* **Information provided**

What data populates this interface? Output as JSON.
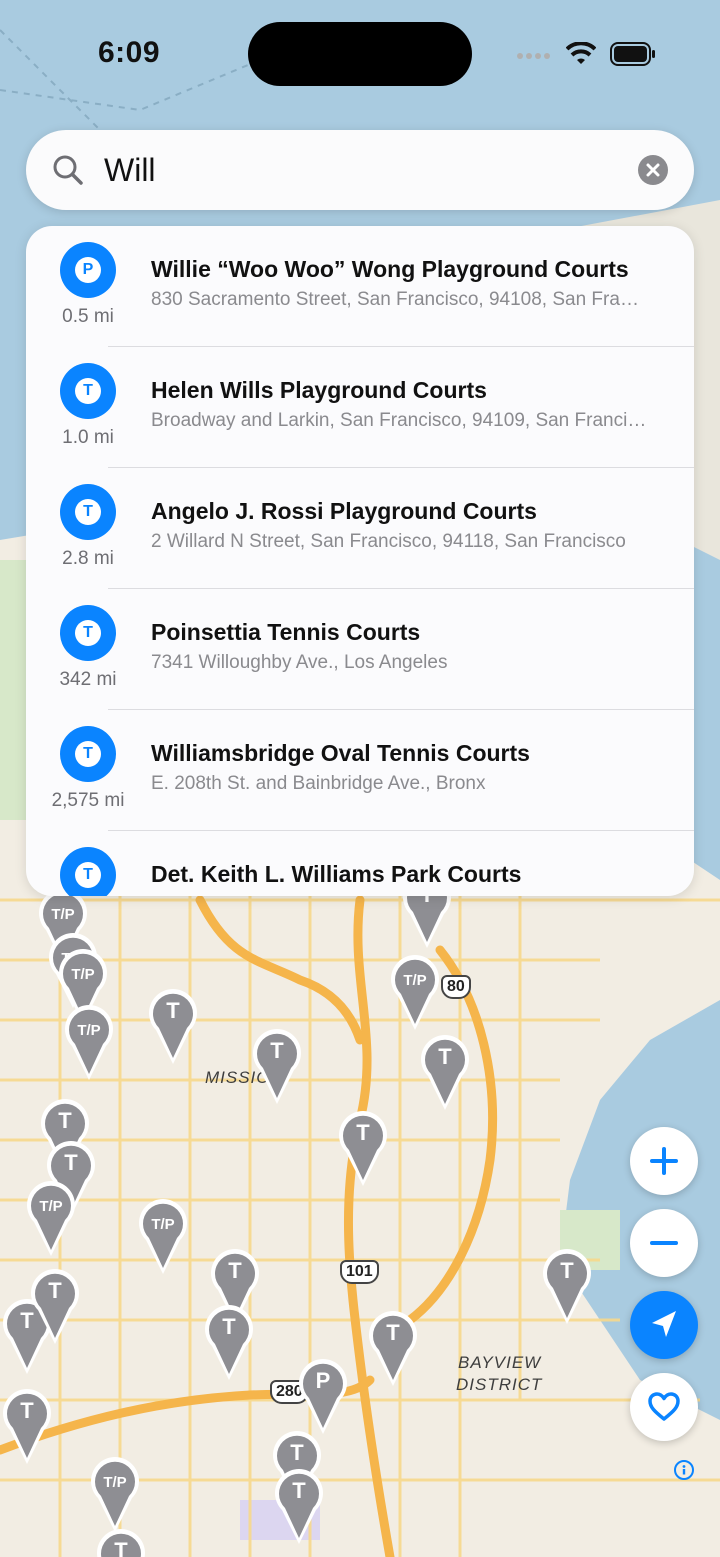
{
  "status": {
    "time": "6:09"
  },
  "search": {
    "value": "Will"
  },
  "results": [
    {
      "icon": "P",
      "title": "Willie “Woo Woo” Wong Playground Courts",
      "subtitle": "830 Sacramento Street, San Francisco, 94108, San Francisco",
      "distance": "0.5 mi"
    },
    {
      "icon": "T",
      "title": "Helen Wills Playground Courts",
      "subtitle": "Broadway and Larkin, San Francisco, 94109, San Francisco",
      "distance": "1.0 mi"
    },
    {
      "icon": "T",
      "title": "Angelo J. Rossi Playground Courts",
      "subtitle": "2 Willard N Street, San Francisco, 94118, San Francisco",
      "distance": "2.8 mi"
    },
    {
      "icon": "T",
      "title": "Poinsettia Tennis Courts",
      "subtitle": "7341 Willoughby Ave., Los Angeles",
      "distance": "342 mi"
    },
    {
      "icon": "T",
      "title": "Williamsbridge Oval Tennis Courts",
      "subtitle": "E. 208th St. and Bainbridge Ave., Bronx",
      "distance": "2,575 mi"
    },
    {
      "icon": "T",
      "title": "Det. Keith L. Williams Park Courts",
      "subtitle": "",
      "distance": ""
    }
  ],
  "map": {
    "labels": {
      "mission": "MISSIO",
      "bayview_1": "BAYVIEW",
      "bayview_2": "DISTRICT"
    },
    "shields": {
      "us101": "101",
      "i280": "280",
      "i80": "80"
    },
    "pin_labels": [
      "T/P",
      "T/P",
      "T/P",
      "T/P",
      "T",
      "T",
      "T",
      "T",
      "T",
      "T/P",
      "T",
      "T",
      "T/P",
      "T/P",
      "T",
      "T",
      "T",
      "T",
      "T",
      "P",
      "T",
      "T",
      "T/P",
      "T",
      "T",
      "T"
    ]
  },
  "controls": {
    "zoom_in": "+",
    "zoom_out": "−"
  },
  "colors": {
    "accent": "#0a84ff",
    "water": "#a9cbe0",
    "land": "#f2ede3",
    "pin": "#8e8e93"
  }
}
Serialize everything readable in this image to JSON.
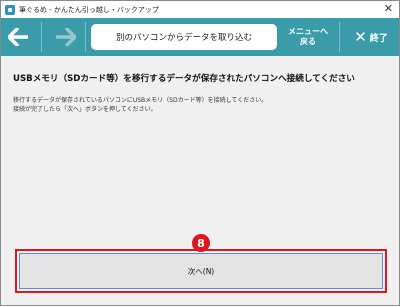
{
  "window": {
    "title": "筆ぐるめ - かんたん引っ越し・バックアップ",
    "close_glyph": "✕"
  },
  "toolbar": {
    "back_icon": "arrow-left-icon",
    "forward_icon": "arrow-right-icon",
    "center_label": "別のパソコンからデータを取り込む",
    "menu_back_line1": "メニューへ",
    "menu_back_line2": "戻る",
    "end_glyph": "✕",
    "end_label": "終了",
    "accent": "#3a9ca8"
  },
  "main": {
    "heading": "USBメモリ（SDカード等）を移行するデータが保存されたパソコンへ接続してください",
    "desc_line1": "移行するデータが保存されているパソコンにUSBメモリ（SDカード等）を接続してください。",
    "desc_line2": "接続が完了したら「次へ」ボタンを押してください。"
  },
  "annotation": {
    "step_number": "8",
    "color": "#e0161d"
  },
  "footer": {
    "next_label": "次へ(N)"
  }
}
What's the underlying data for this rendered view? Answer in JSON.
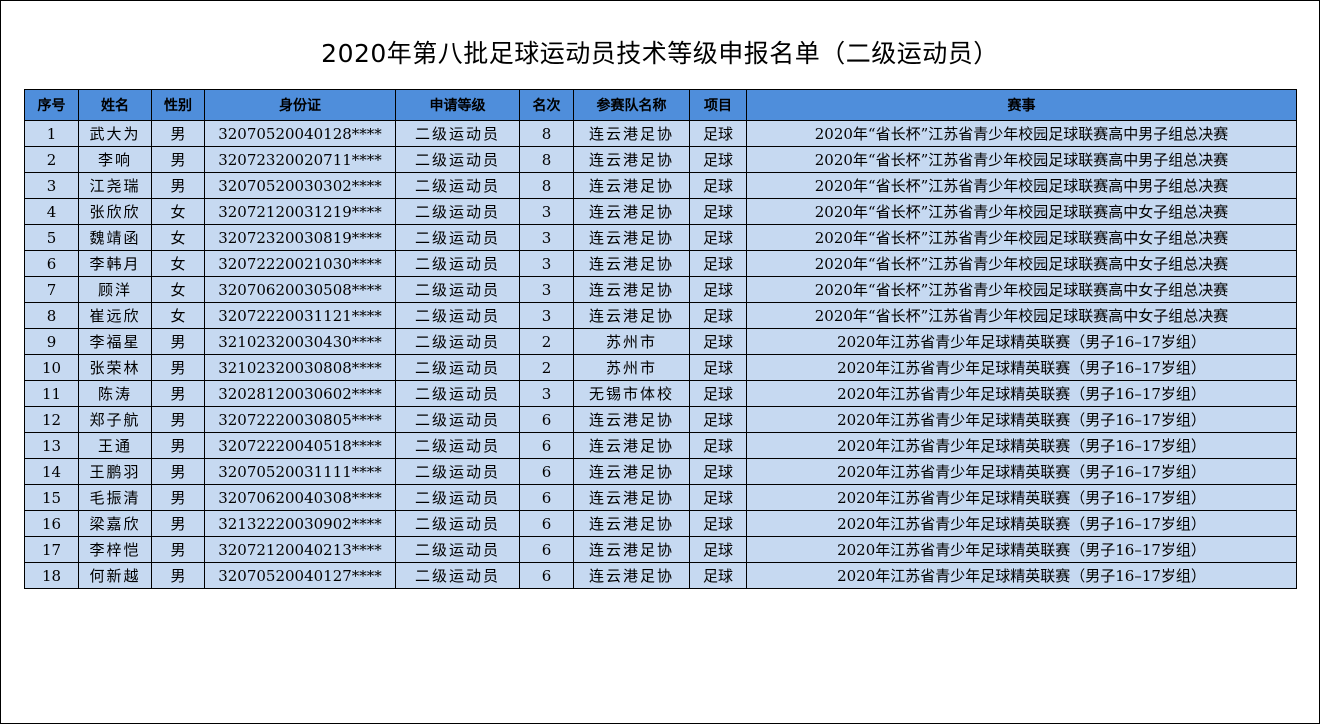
{
  "title": "2020年第八批足球运动员技术等级申报名单（二级运动员）",
  "colors": {
    "header_bg": "#4f8edb",
    "row_bg": "#c6d9f1"
  },
  "columns": [
    "序号",
    "姓名",
    "性别",
    "身份证",
    "申请等级",
    "名次",
    "参赛队名称",
    "项目",
    "赛事"
  ],
  "rows": [
    [
      "1",
      "武大为",
      "男",
      "32070520040128****",
      "二级运动员",
      "8",
      "连云港足协",
      "足球",
      "2020年“省长杯”江苏省青少年校园足球联赛高中男子组总决赛"
    ],
    [
      "2",
      "李响",
      "男",
      "32072320020711****",
      "二级运动员",
      "8",
      "连云港足协",
      "足球",
      "2020年“省长杯”江苏省青少年校园足球联赛高中男子组总决赛"
    ],
    [
      "3",
      "江尧瑞",
      "男",
      "32070520030302****",
      "二级运动员",
      "8",
      "连云港足协",
      "足球",
      "2020年“省长杯”江苏省青少年校园足球联赛高中男子组总决赛"
    ],
    [
      "4",
      "张欣欣",
      "女",
      "32072120031219****",
      "二级运动员",
      "3",
      "连云港足协",
      "足球",
      "2020年“省长杯”江苏省青少年校园足球联赛高中女子组总决赛"
    ],
    [
      "5",
      "魏靖函",
      "女",
      "32072320030819****",
      "二级运动员",
      "3",
      "连云港足协",
      "足球",
      "2020年“省长杯”江苏省青少年校园足球联赛高中女子组总决赛"
    ],
    [
      "6",
      "李韩月",
      "女",
      "32072220021030****",
      "二级运动员",
      "3",
      "连云港足协",
      "足球",
      "2020年“省长杯”江苏省青少年校园足球联赛高中女子组总决赛"
    ],
    [
      "7",
      "顾洋",
      "女",
      "32070620030508****",
      "二级运动员",
      "3",
      "连云港足协",
      "足球",
      "2020年“省长杯”江苏省青少年校园足球联赛高中女子组总决赛"
    ],
    [
      "8",
      "崔远欣",
      "女",
      "32072220031121****",
      "二级运动员",
      "3",
      "连云港足协",
      "足球",
      "2020年“省长杯”江苏省青少年校园足球联赛高中女子组总决赛"
    ],
    [
      "9",
      "李福星",
      "男",
      "32102320030430****",
      "二级运动员",
      "2",
      "苏州市",
      "足球",
      "2020年江苏省青少年足球精英联赛（男子16–17岁组）"
    ],
    [
      "10",
      "张荣林",
      "男",
      "32102320030808****",
      "二级运动员",
      "2",
      "苏州市",
      "足球",
      "2020年江苏省青少年足球精英联赛（男子16–17岁组）"
    ],
    [
      "11",
      "陈涛",
      "男",
      "32028120030602****",
      "二级运动员",
      "3",
      "无锡市体校",
      "足球",
      "2020年江苏省青少年足球精英联赛（男子16–17岁组）"
    ],
    [
      "12",
      "郑子航",
      "男",
      "32072220030805****",
      "二级运动员",
      "6",
      "连云港足协",
      "足球",
      "2020年江苏省青少年足球精英联赛（男子16–17岁组）"
    ],
    [
      "13",
      "王通",
      "男",
      "32072220040518****",
      "二级运动员",
      "6",
      "连云港足协",
      "足球",
      "2020年江苏省青少年足球精英联赛（男子16–17岁组）"
    ],
    [
      "14",
      "王鹏羽",
      "男",
      "32070520031111****",
      "二级运动员",
      "6",
      "连云港足协",
      "足球",
      "2020年江苏省青少年足球精英联赛（男子16–17岁组）"
    ],
    [
      "15",
      "毛振清",
      "男",
      "32070620040308****",
      "二级运动员",
      "6",
      "连云港足协",
      "足球",
      "2020年江苏省青少年足球精英联赛（男子16–17岁组）"
    ],
    [
      "16",
      "梁嘉欣",
      "男",
      "32132220030902****",
      "二级运动员",
      "6",
      "连云港足协",
      "足球",
      "2020年江苏省青少年足球精英联赛（男子16–17岁组）"
    ],
    [
      "17",
      "李梓恺",
      "男",
      "32072120040213****",
      "二级运动员",
      "6",
      "连云港足协",
      "足球",
      "2020年江苏省青少年足球精英联赛（男子16–17岁组）"
    ],
    [
      "18",
      "何新越",
      "男",
      "32070520040127****",
      "二级运动员",
      "6",
      "连云港足协",
      "足球",
      "2020年江苏省青少年足球精英联赛（男子16–17岁组）"
    ]
  ]
}
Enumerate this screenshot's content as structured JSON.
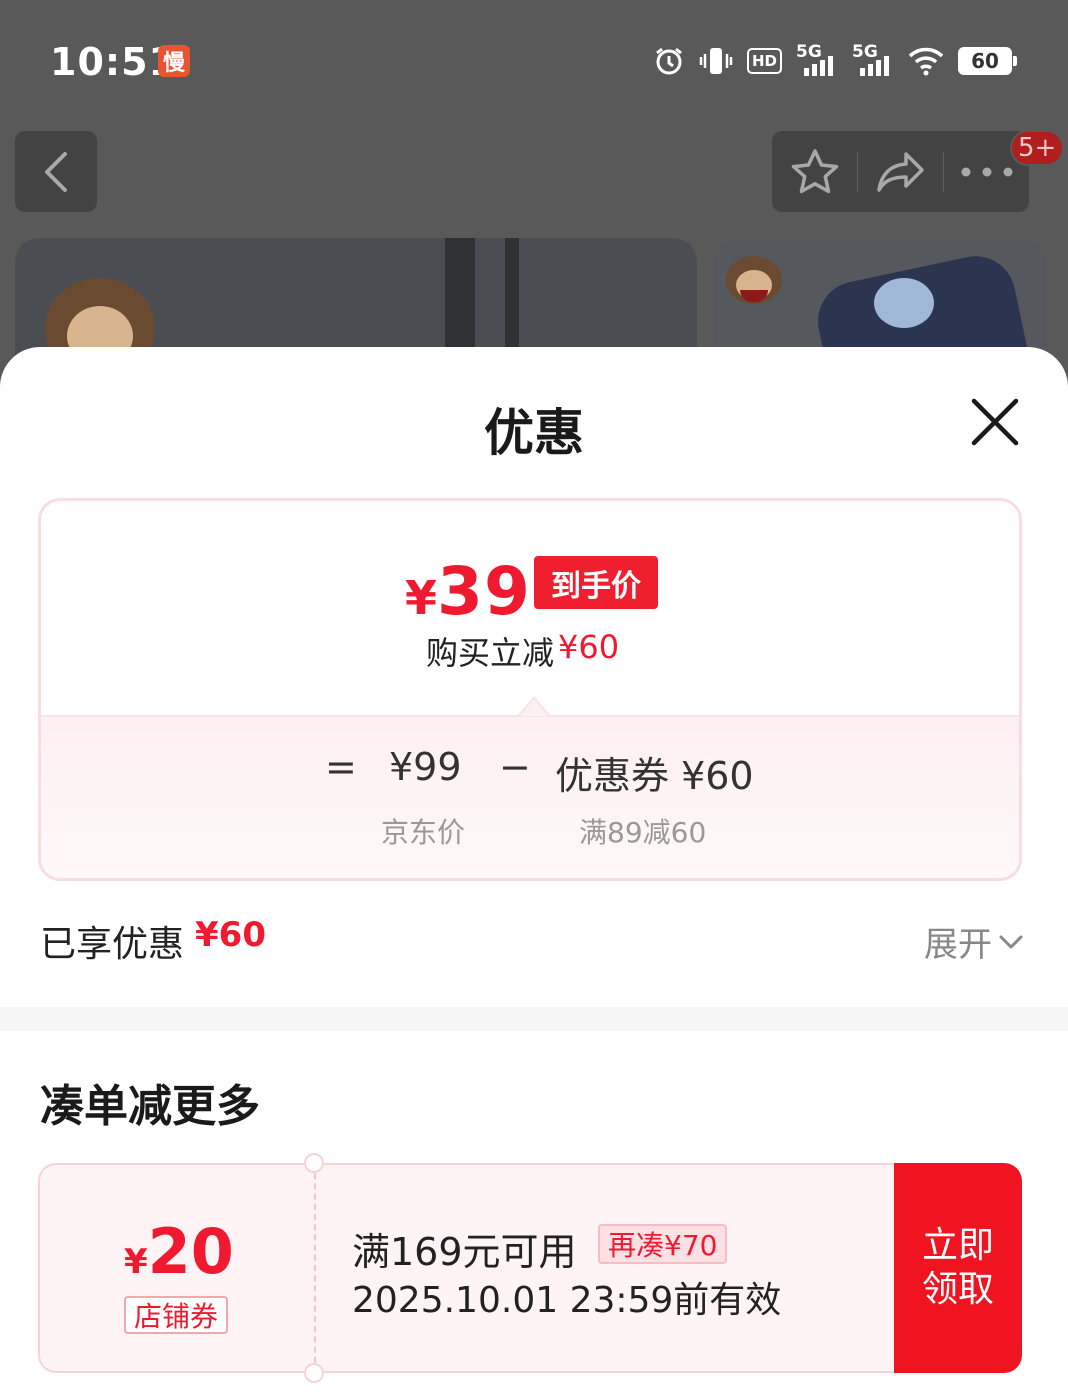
{
  "status_bar": {
    "time": "10:51",
    "slow_badge": "慢",
    "hd_label": "HD",
    "network_1": "5G",
    "network_2": "5G",
    "battery": "60"
  },
  "top_bar": {
    "message_badge": "5+"
  },
  "sheet": {
    "title": "优惠",
    "final_price_currency": "¥",
    "final_price_value": "39",
    "final_price_tag": "到手价",
    "promo_text": "购买立减",
    "promo_amount": "¥60",
    "equation": {
      "equals": "=",
      "base_price": "¥99",
      "minus": "−",
      "coupon_text": "优惠券 ¥60",
      "base_label": "京东价",
      "coupon_label": "满89减60"
    },
    "enjoyed_label": "已享优惠",
    "enjoyed_value": "¥60",
    "expand_label": "展开"
  },
  "combine_section": {
    "title": "凑单减更多",
    "coupon": {
      "currency": "¥",
      "amount": "20",
      "type": "店铺券",
      "condition": "满169元可用",
      "more_needed": "再凑¥70",
      "validity": "2025.10.01 23:59前有效",
      "action_line1": "立即",
      "action_line2": "领取"
    }
  },
  "colors": {
    "accent_red": "#f01a30",
    "button_red": "#ef1420",
    "overlay_gray": "#595959"
  }
}
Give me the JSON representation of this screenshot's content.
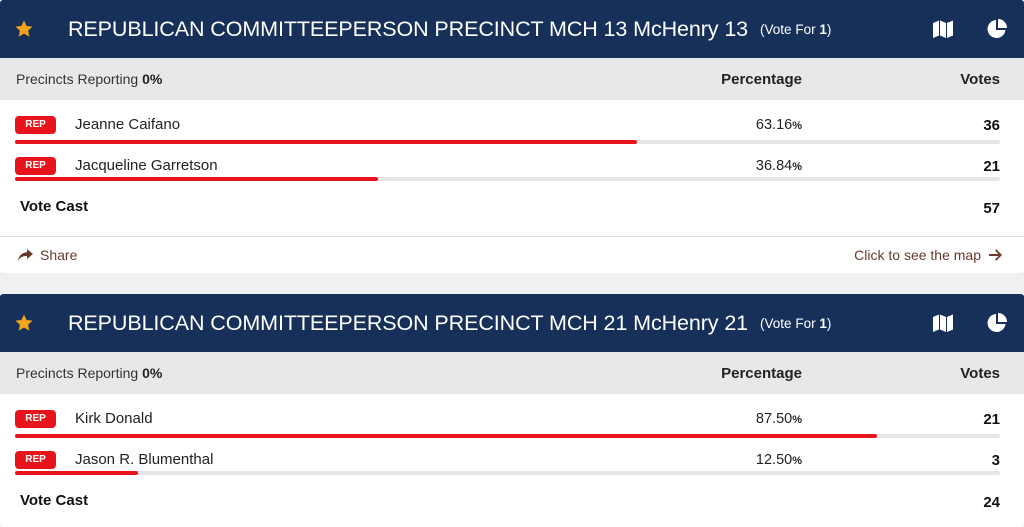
{
  "colors": {
    "header_bg": "#17305a",
    "star": "#f4a31a",
    "party_badge": "#e8141b",
    "bar": "#e8141b",
    "link": "#6a3a2e"
  },
  "icons": {
    "favorite": "star-icon",
    "map": "map-icon",
    "chart": "pie-chart-icon",
    "share": "share-icon",
    "arrow": "arrow-right-icon"
  },
  "races": [
    {
      "title": "REPUBLICAN COMMITTEEPERSON PRECINCT MCH 13 McHenry 13",
      "vote_for_label": "(Vote For ",
      "vote_for_num": "1",
      "vote_for_close": ")",
      "precincts_label": "Precincts Reporting",
      "precincts_value": "0%",
      "col_percentage": "Percentage",
      "col_votes": "Votes",
      "candidates": [
        {
          "party": "REP",
          "name": "Jeanne Caifano",
          "pct": "63.16",
          "pct_sym": "%",
          "pct_value": 0.6316,
          "votes": "36"
        },
        {
          "party": "REP",
          "name": "Jacqueline Garretson",
          "pct": "36.84",
          "pct_sym": "%",
          "pct_value": 0.3684,
          "votes": "21"
        }
      ],
      "total_label": "Vote Cast",
      "total_votes": "57",
      "share_label": "Share",
      "map_link_label": "Click to see the map"
    },
    {
      "title": "REPUBLICAN COMMITTEEPERSON PRECINCT MCH 21 McHenry 21",
      "vote_for_label": "(Vote For ",
      "vote_for_num": "1",
      "vote_for_close": ")",
      "precincts_label": "Precincts Reporting",
      "precincts_value": "0%",
      "col_percentage": "Percentage",
      "col_votes": "Votes",
      "candidates": [
        {
          "party": "REP",
          "name": "Kirk Donald",
          "pct": "87.50",
          "pct_sym": "%",
          "pct_value": 0.875,
          "votes": "21"
        },
        {
          "party": "REP",
          "name": "Jason R. Blumenthal",
          "pct": "12.50",
          "pct_sym": "%",
          "pct_value": 0.125,
          "votes": "3"
        }
      ],
      "total_label": "Vote Cast",
      "total_votes": "24"
    }
  ]
}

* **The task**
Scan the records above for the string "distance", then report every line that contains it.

* **Result of this task**
      "distance": "0.5 mi"
      "distance": "1.0 mi"
      "distance": "2.8 mi"
      "distance": "342 mi"
      "distance": "2,575 mi"
      "distance": ""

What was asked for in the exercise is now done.